Every four hours, there is one amputation in Ontario as a result of a diabetic foot ulcer.
That’s over 2000 amputations a year in Ontario alone, amputations that are associated with 800 deaths.
The good news is that with early detection and effective wound care, most of these amputations can be prevented. Diabetic foot assessments should be performed as a part of proper diabetes management at least annually and more frequently for those at high risk for complications. Your Chiropodist will perform neurological (nerves), vascular (blood), dermatological (skin) and musculoskeletal (muscle, ligaments, joints and bone) examinations in order to detect and prevent serious foot related complications.
Taking care of your feet at home is essential to maintaining proper diabetes management and preventing foot related issues from occurring.
Check your feet daily
Remember that you may not feel the pain of an injury so it is important to examine your bare feet every day for any cuts, sores, swelling, bruises, redness or any changes in colour. Check the tops, bottoms, in between the toes as well as the nails.
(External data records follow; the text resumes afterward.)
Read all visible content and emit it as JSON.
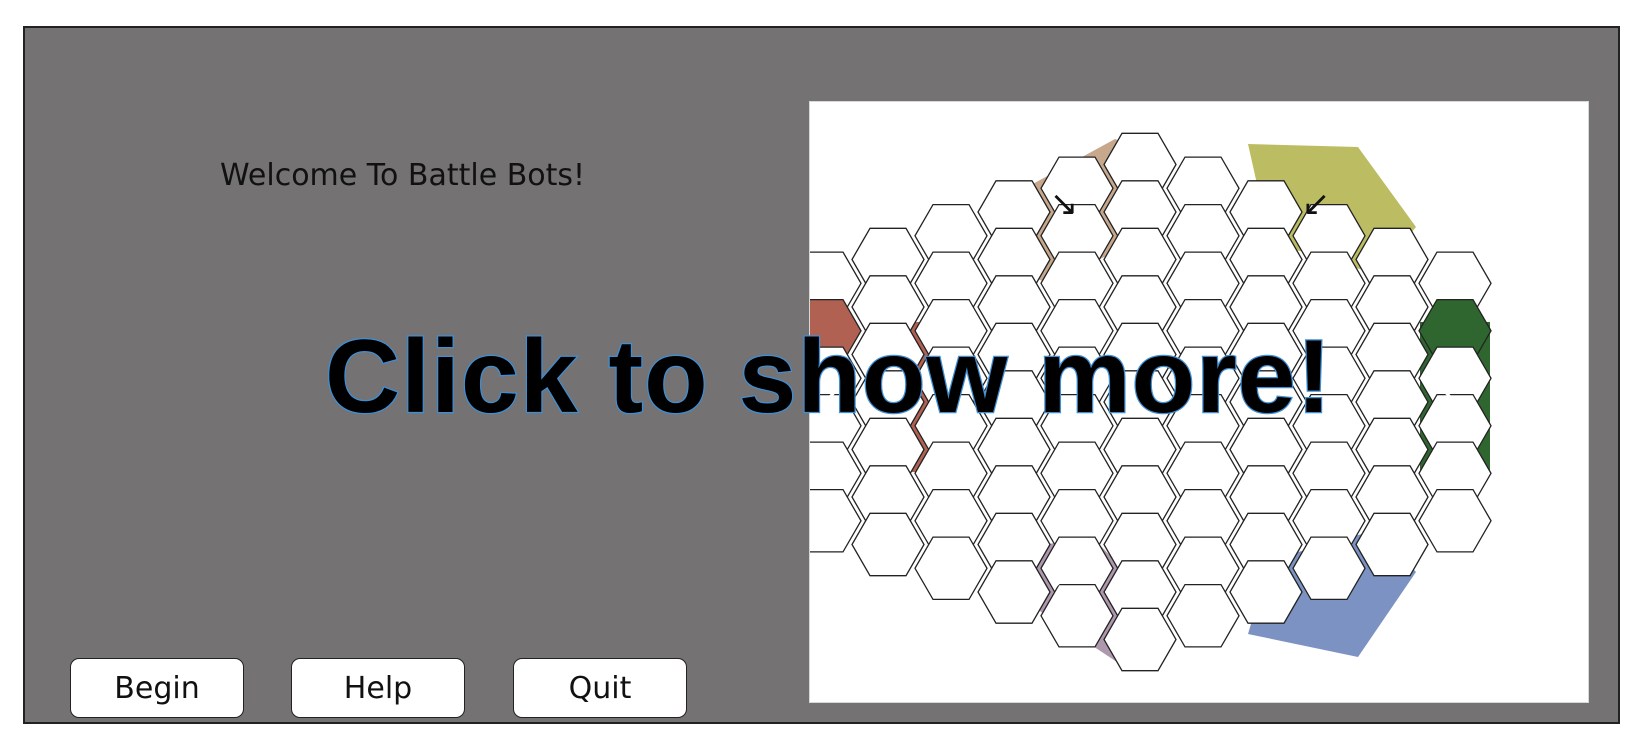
{
  "window": {
    "welcome_text": "Welcome To Battle Bots!",
    "overlay_text": "Click to show more!"
  },
  "buttons": {
    "begin": "Begin",
    "help": "Help",
    "quit": "Quit"
  },
  "board": {
    "corner_colors": {
      "top_left": "#c8a88c",
      "top_right": "#bcbd62",
      "left": "#b06152",
      "right": "#2f6630",
      "bottom_left": "#ad98ad",
      "bottom_right": "#7b92c2"
    },
    "start_arrows": [
      {
        "position": "top_left",
        "glyph": "↘"
      },
      {
        "position": "top_right",
        "glyph": "↙"
      },
      {
        "position": "left",
        "glyph": "→"
      },
      {
        "position": "right",
        "glyph": "←"
      },
      {
        "position": "bottom_left",
        "glyph": "↗"
      },
      {
        "position": "bottom_right",
        "glyph": "↖"
      }
    ]
  }
}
Wash your feet every day
With mild soap, wash feet daily with warm (not hot) water for no longer than 15 minutes. It is important to dry them thoroughly, especially between the toes.
Keep your skin soft and smooth
To prevent cracking which can lead to infection, apply lotion to the tops and bottoms of your feet but never between your toes. We recommend using products containing Urea when possible.
Change your socks daily
Wear diabetic or seamless socks, or wear regular socks inside out. If your feet get cold at night, wear socks to bed. White socks are recommended incase of injury so that any blood will be visible.
Smooth corns and callouses gently
If your feet are at low risk for problems, use a pumice stone to smooth out callouses. If your feet are at medium or high risk then see your chiropodist for professional treatment. Do not use any products that are sharp or have a blade to treat your feet. Additionally, Do not apply over the counter corn or wart treatments.
Cutting your nails
If you can see and reach your toenails, trim them each week or as needed. Trim your toenail straight across and file the edges and corners with an emery board or nail file. If you cannot see or reach your feet or have neuropathy, see your chiropodist.
Wear shoes and socks at all times
Never go barefoot. Wear well fitting shoes, sandals or slippers at all times with a sole protective enough that a thumbtack could not pierce through.
Before putting on your shoes, feel inside to make sure the lining is smooth and there are no foreign objects.
Keep the blood flowing to your feet
Wiggle your toes and move your ankles up and down for five minutes 2-3 times a day to increase circulation. Put your feet up when sitting and don’t cross your legs for long periods of time. Smoking constricts blood vessels and can worsen symptoms so talk to your physician about smoking cessation.
Want to learn more? Visit Wounds Canada for additional resources.